It really comes down to: Are we able to develop people’s soft skills, or is it smarter to hire for culture?
While, yes, this is a horse and cart scenario, I believe you should hire for culture. It’s much easier to train or teach someone the hard, technical skills of a job, but if you hire someone who is not a good person or a proper culture fit, it can wreak havoc in your workplace.
One of my favorite examples of this was when I heard former CEO of Zapos, Tony Hsieh, speak.
At the time, Zapos was widely known to hire employees based solely on culture. Their philosophy was that they could train anyone to do just about anything, but if you weren’t a culture fit, it wasn’t going to work.
Tony described when they were hiring for an upper management position and the candidate they brought in was perfect on paper — even the entire management team agreed after meeting with him.
However, Tony jumped in the company car after the interview and got chatting with their driver. He asked the driver what he thought about the candidate, only to find out that he had been arrogant, dismissive and openly rude to the driver.
Even though the candidate had exceeded Zapos expectations on paper, he had treated their management team with one attitude, and a frontline employee with another. This wasn’t what Zapos was all about, and they didn’t hire him because of it.
Walking away from a seemingly-perfect candidate is tough to do, and a lot of companies struggle with this. But smart companies pick culture first, because the alternative is that person becoming a cancer in the workplace and your employment brand suffering because of it.
4. Engage- Does your workplace engage and inspire people?
If your recruitment strategy supports your employment brand, and you hire people who are a good cultural fit, your workplace will become somewhere people want to be, and this becomes infectious within any company.
If an employee knows you’re willing to invest in them, they’ll come to work with a much better, more positive outlook and a willingness to give back to the company.
Because employee engagement in the workplace means your recruitment strategy is working.
An employee giving you their time, talent and efforts to drive your business results in exchange for a fair salary, nice benefits package and a great place to work — it’s really that simple. This is how you create a truly committed employee.
A lot of companies get SO focused on hiring people based on specific skillsets, and the reason I’m often given is time. But what I don’t understand is how you DON’T have time to train. This is our responsibility as business owners, managers and executives — to train our people, and do it well.
And the interesting catch is, today’s employees WANT that training. By hiring someone inexperienced, you have the opportunity to mold them into your company culture, values and practices — you’re not dealing with past employment baggage.
Most business owners also worry about employee retention, especially with skyrocketing payroll costs these days, but here’s the thing… It’s not just about the almighty dollar.
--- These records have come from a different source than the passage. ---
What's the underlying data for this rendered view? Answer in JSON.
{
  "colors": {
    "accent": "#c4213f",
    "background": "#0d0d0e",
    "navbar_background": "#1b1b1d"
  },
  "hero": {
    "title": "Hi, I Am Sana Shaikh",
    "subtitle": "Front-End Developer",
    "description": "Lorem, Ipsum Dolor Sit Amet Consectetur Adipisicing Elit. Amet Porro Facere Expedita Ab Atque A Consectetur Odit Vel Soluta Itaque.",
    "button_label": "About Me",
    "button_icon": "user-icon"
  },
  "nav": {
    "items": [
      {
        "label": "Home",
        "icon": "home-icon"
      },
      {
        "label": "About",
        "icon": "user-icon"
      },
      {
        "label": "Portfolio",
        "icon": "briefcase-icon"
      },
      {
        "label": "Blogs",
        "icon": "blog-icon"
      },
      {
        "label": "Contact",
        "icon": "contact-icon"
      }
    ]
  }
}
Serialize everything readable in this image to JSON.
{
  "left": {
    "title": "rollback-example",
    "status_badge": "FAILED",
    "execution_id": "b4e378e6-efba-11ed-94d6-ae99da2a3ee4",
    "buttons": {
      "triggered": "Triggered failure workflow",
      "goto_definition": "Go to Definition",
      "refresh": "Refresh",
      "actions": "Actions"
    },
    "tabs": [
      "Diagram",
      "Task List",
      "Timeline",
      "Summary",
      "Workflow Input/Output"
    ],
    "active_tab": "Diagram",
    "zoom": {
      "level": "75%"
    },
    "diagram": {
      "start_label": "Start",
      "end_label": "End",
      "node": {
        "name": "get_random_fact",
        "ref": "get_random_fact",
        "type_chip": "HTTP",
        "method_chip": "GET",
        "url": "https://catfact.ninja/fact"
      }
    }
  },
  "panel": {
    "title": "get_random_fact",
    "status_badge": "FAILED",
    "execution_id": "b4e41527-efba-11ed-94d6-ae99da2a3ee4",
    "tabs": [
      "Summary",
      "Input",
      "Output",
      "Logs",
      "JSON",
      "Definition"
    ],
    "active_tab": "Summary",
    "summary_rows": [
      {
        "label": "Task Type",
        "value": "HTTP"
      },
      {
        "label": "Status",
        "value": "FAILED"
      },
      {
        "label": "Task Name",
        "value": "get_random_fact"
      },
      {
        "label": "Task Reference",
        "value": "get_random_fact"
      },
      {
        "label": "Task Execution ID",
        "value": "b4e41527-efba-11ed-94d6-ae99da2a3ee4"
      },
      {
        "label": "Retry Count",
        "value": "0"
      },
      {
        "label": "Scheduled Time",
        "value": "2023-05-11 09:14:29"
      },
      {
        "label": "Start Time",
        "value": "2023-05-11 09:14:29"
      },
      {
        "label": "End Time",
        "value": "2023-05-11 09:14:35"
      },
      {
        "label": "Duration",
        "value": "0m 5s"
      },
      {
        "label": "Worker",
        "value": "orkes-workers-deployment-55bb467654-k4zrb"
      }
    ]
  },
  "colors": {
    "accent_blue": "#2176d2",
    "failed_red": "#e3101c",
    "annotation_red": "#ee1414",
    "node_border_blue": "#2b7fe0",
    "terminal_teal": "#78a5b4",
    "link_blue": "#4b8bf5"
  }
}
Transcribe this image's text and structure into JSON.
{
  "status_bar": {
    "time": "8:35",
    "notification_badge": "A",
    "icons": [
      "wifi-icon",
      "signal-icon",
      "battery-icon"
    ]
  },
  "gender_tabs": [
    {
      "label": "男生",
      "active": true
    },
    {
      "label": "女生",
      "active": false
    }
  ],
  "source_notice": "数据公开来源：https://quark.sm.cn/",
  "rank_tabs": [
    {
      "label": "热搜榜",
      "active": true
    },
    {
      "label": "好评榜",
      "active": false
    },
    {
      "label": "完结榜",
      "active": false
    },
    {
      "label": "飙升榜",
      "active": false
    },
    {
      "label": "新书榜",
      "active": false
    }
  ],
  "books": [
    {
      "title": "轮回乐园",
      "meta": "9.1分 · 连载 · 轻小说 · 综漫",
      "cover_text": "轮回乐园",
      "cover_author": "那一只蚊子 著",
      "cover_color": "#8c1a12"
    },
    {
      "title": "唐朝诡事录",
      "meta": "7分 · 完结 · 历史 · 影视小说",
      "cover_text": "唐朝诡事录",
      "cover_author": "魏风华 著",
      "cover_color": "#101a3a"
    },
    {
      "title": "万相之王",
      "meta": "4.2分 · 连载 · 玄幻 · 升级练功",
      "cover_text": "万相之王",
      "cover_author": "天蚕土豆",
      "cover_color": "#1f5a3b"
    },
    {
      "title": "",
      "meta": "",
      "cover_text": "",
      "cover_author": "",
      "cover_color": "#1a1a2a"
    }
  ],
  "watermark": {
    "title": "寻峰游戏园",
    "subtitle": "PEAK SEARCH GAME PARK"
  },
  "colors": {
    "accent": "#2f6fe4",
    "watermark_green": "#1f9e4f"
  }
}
Employees might hop to a different company for $1/hour more, but it’s not just about the money.
People understand that if they’re getting paid more somewhere else to do the exact same job, there’s an underlying reason. Maybe it’s a poor work environment, and some people would accept that for an extra, say, $5,000 a year.
This is an example of someone who is accepting their current work environment instead of thriving in it.
And no one wants that. That doesn’t create a committed, loyal employee.
If you focus on finding the right people and giving them an opportunity to shine, while ensuring they’re compensated fairly and well taken care of, you don’t have to worry about retaining employees. They’ll think twice about leaving when offered a slightly better package elsewhere.
If you’re willing to hire the right person and give them the time and mentorship needed to grow, that’s how you transform your culture.
That’s how you create a great employment brand.
That’s how you become a workplace people want to be in.
If you’re ready to kick your recruitment strategy up a notch, contact me today.